--- Provided entries ---

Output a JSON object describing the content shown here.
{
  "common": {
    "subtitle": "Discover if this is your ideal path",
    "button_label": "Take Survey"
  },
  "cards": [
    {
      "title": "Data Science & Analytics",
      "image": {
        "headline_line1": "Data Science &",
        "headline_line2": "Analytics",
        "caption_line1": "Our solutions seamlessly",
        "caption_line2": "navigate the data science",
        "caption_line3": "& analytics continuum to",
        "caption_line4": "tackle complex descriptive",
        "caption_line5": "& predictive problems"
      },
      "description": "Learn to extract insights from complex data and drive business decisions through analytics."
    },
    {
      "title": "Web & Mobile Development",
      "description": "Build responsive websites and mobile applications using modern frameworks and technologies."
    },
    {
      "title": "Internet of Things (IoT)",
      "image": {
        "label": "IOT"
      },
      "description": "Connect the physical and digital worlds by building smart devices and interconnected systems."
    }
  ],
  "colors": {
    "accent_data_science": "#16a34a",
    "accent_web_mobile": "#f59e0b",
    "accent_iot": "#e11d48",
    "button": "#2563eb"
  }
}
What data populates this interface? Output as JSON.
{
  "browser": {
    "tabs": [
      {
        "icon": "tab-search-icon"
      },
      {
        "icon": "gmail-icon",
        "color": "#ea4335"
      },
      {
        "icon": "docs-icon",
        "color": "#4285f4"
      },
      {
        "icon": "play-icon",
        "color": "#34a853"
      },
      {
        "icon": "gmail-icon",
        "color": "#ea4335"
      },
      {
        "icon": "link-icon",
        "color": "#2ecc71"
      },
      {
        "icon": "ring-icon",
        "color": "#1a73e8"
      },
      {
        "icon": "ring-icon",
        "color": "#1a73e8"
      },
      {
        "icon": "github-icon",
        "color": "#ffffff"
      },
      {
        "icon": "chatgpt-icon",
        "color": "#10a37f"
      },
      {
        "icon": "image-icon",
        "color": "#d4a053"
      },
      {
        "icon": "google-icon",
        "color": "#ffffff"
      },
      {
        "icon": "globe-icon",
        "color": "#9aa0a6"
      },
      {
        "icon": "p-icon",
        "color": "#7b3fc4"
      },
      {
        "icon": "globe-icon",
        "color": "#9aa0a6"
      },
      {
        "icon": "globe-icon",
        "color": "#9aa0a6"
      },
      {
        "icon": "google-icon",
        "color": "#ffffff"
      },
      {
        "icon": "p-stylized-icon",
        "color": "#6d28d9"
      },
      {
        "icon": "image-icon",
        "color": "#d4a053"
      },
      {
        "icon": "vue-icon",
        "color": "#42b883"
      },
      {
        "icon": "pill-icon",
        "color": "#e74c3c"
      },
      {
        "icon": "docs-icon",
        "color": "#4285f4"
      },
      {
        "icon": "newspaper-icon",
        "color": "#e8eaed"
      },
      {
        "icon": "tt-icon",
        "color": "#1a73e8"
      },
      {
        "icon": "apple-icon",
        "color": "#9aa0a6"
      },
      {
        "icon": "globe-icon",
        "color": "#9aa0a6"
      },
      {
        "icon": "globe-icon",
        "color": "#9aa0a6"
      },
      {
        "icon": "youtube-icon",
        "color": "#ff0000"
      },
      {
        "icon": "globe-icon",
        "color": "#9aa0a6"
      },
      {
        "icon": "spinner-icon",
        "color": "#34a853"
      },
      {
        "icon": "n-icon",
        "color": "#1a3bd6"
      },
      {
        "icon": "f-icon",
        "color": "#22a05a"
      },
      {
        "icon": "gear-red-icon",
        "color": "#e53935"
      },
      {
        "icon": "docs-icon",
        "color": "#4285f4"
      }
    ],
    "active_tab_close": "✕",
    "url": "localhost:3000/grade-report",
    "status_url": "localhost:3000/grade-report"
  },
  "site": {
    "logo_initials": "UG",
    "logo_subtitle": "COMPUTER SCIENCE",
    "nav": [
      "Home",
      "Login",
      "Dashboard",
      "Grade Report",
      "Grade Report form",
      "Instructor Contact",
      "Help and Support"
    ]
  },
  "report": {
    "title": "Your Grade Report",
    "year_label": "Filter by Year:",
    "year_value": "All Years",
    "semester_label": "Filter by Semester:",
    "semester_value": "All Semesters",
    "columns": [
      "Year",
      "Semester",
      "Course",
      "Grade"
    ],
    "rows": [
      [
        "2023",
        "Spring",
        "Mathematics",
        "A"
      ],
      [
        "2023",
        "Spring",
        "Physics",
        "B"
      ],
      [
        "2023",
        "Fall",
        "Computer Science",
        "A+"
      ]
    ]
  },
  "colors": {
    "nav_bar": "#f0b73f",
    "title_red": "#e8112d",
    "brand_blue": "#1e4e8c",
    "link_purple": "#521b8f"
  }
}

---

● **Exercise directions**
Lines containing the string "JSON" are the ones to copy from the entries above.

● **Answer box**
Output a JSON object describing the content shown here.
What data populates this interface? Output as JSON.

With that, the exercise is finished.